Exchange Information

You’ll want to exchange key information with the other driver(s) involved, including name, contact details like phone number and address, insurance information, driver’s license number, and license plate. It’s also smart to take pictures of the damage, the location, and the other vehicles involved. Having this information will allow you and the insurance companies to get in touch about liability and compensation for damages afterward.

Get Witness Information

If there were any witnesses to the accident, try to get their contact information as well. Witness accounts of what happened can be incredibly helpful in determining fault and liability later on. If the witnesses leave the scene before the police arrive, at least get their names and phone numbers.

Seek Medical Attention

Even if you don’t think you were seriously hurt in the accident, it’s wise to get examined by a doctor. Some injuries don’t show symptoms until hours or days later. Getting checked out will document any physical injuries you did sustain. Those records can support an injury claim if needed.

Report the Accident to Your Insurer

You’ll need to report the accident to your insurance company promptly, within 24 hours if possible. Provide them with all the details of what happened, other parties involved, and the police report. Cooperate fully with them as they investigate fault and liability factors. If you were not at fault, your insurer may provide compensation for damages and represent your interests for any liability claims against you.

Determine Fault

Insurance companies and legal proceedings will work to determine which driver was at fault and therefore liable for damages and injuries. Florida is a no-fault insurance state, meaning both parties’ insurance pays out to cover their policyholder’s damages, regardless of fault. However, the at-fault driver may still be liable for damages that exceed the other driver’s coverage limits.

Handle Liability Claims
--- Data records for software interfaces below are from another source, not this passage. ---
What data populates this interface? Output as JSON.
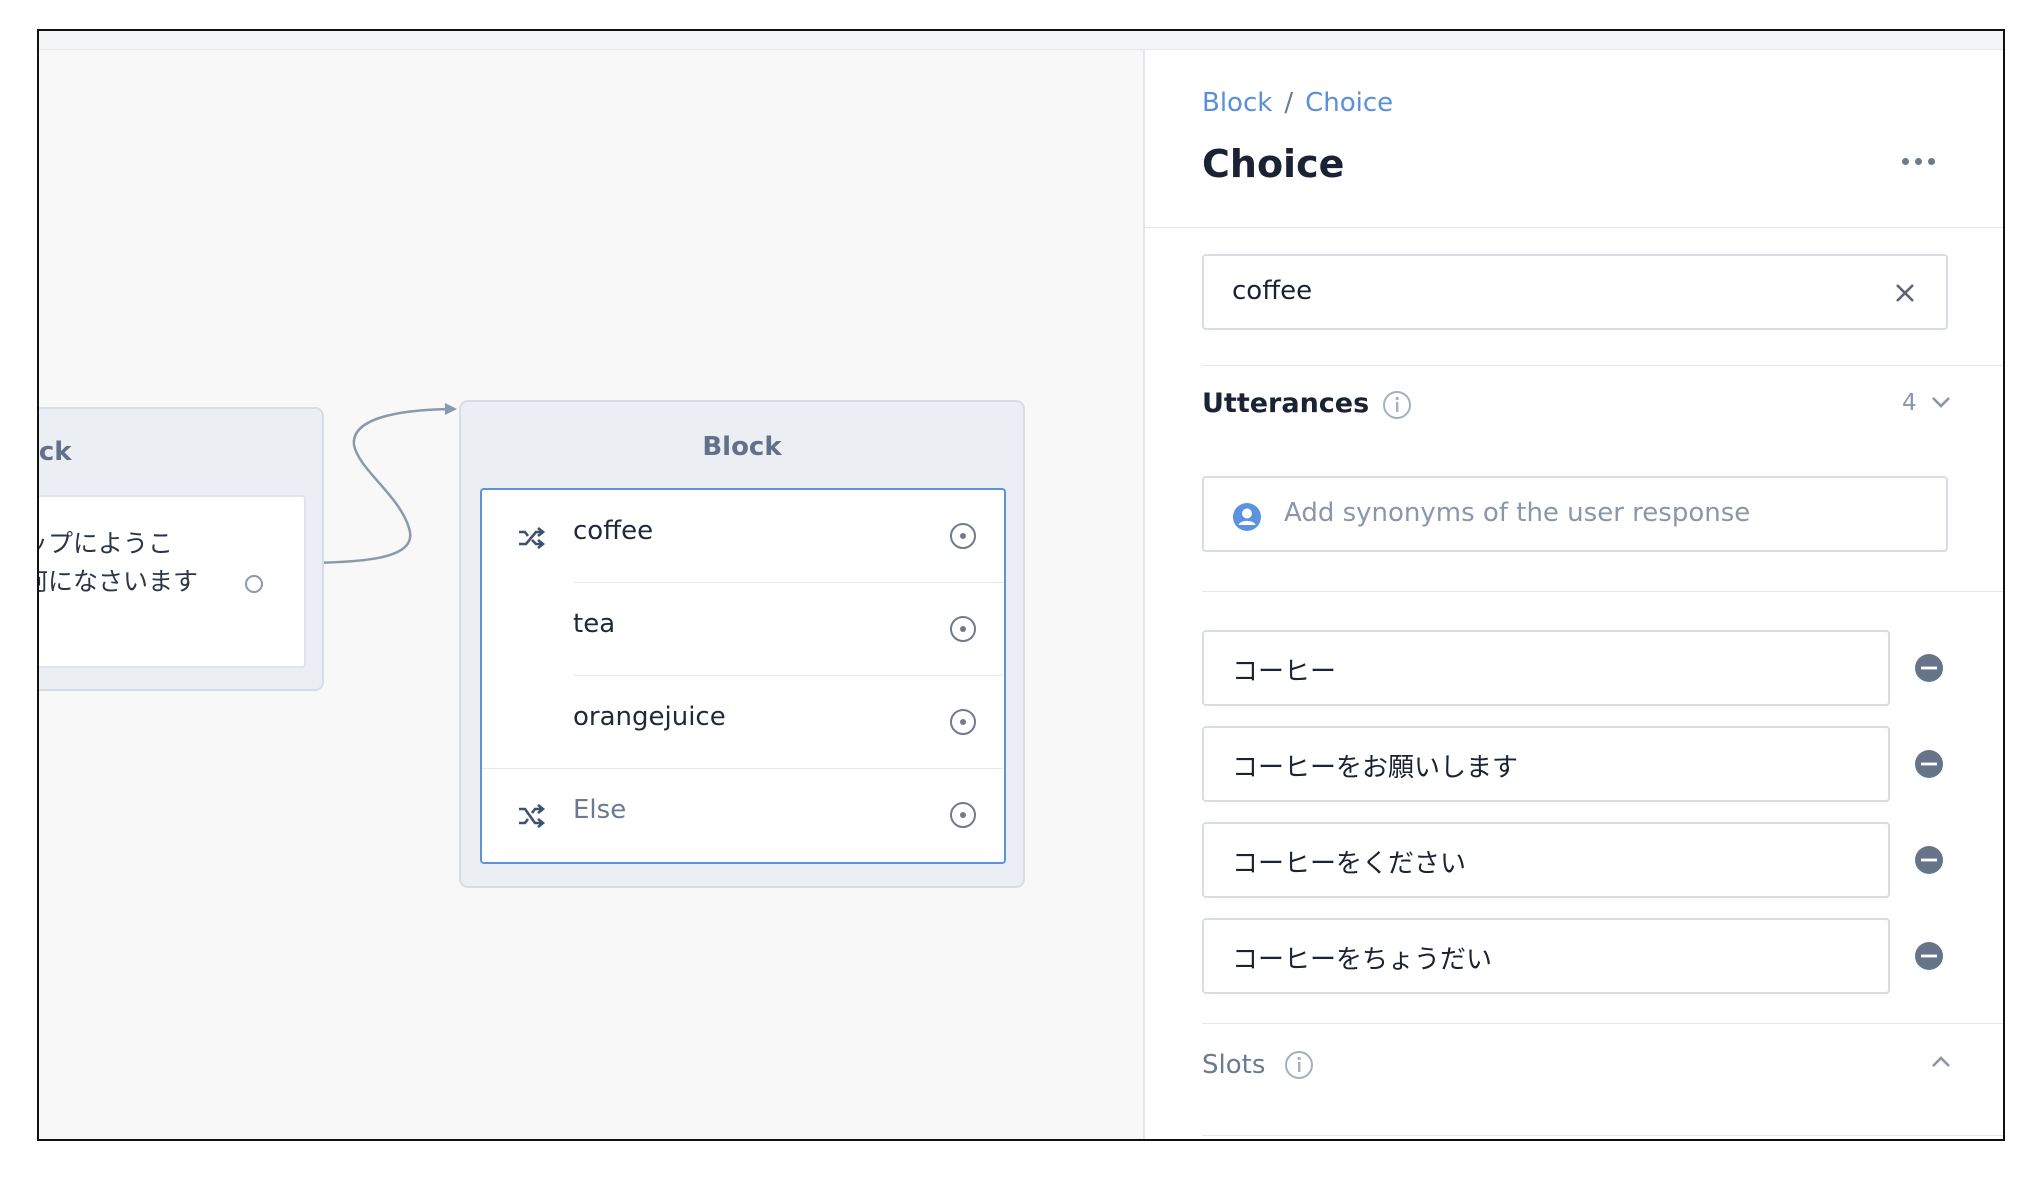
{
  "canvas": {
    "left_block": {
      "title": "ock",
      "message": "ップにようこ\n何になさいます"
    },
    "choice_block": {
      "title": "Block",
      "options": [
        {
          "label": "coffee",
          "icon": "split-arrows-icon"
        },
        {
          "label": "tea",
          "icon": ""
        },
        {
          "label": "orangejuice",
          "icon": ""
        },
        {
          "label": "Else",
          "icon": "shuffle-icon"
        }
      ]
    }
  },
  "panel": {
    "breadcrumb": [
      "Block",
      "Choice"
    ],
    "breadcrumb_separator": "/",
    "title": "Choice",
    "choice_value": "coffee",
    "utterances": {
      "label": "Utterances",
      "count": "4",
      "placeholder": "Add synonyms of the user response",
      "items": [
        "コーヒー",
        "コーヒーをお願いします",
        "コーヒーをください",
        "コーヒーをちょうだい"
      ]
    },
    "slots": {
      "label": "Slots"
    }
  },
  "colors": {
    "accent": "#5b93e0",
    "link": "#5b8fd8",
    "canvas_bg": "#f8f8f8",
    "text_dark": "#1a2233",
    "muted": "#8a97aa"
  }
}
If the other driver was at fault, you can make a liability claim demanding they or their insurer compensate you for damages like vehicle repair costs, medical bills, lost wages from injury, and pain and suffering. Consult us to submit a demand letter and negotiate a fair settlement. Be aware of time limits – in Florida, you typically have four years to file a claim for injuries.

Our Tampa personal injury lawyer can help protect your rights and guide you through the claims process. We can handle communications, negotiate with insurers, determine fault and liability, file a lawsuit if necessary, and make sure you get fairly compensated. Having proper legal representation can make a big difference in the outcome of your Florida car accident case. We have 32 offices across 19 states, including Panama City Beach and Tampa in Florida.

Call us today for a free consultation on (888) 477-0597 if you have been involved in a car accident in Florida.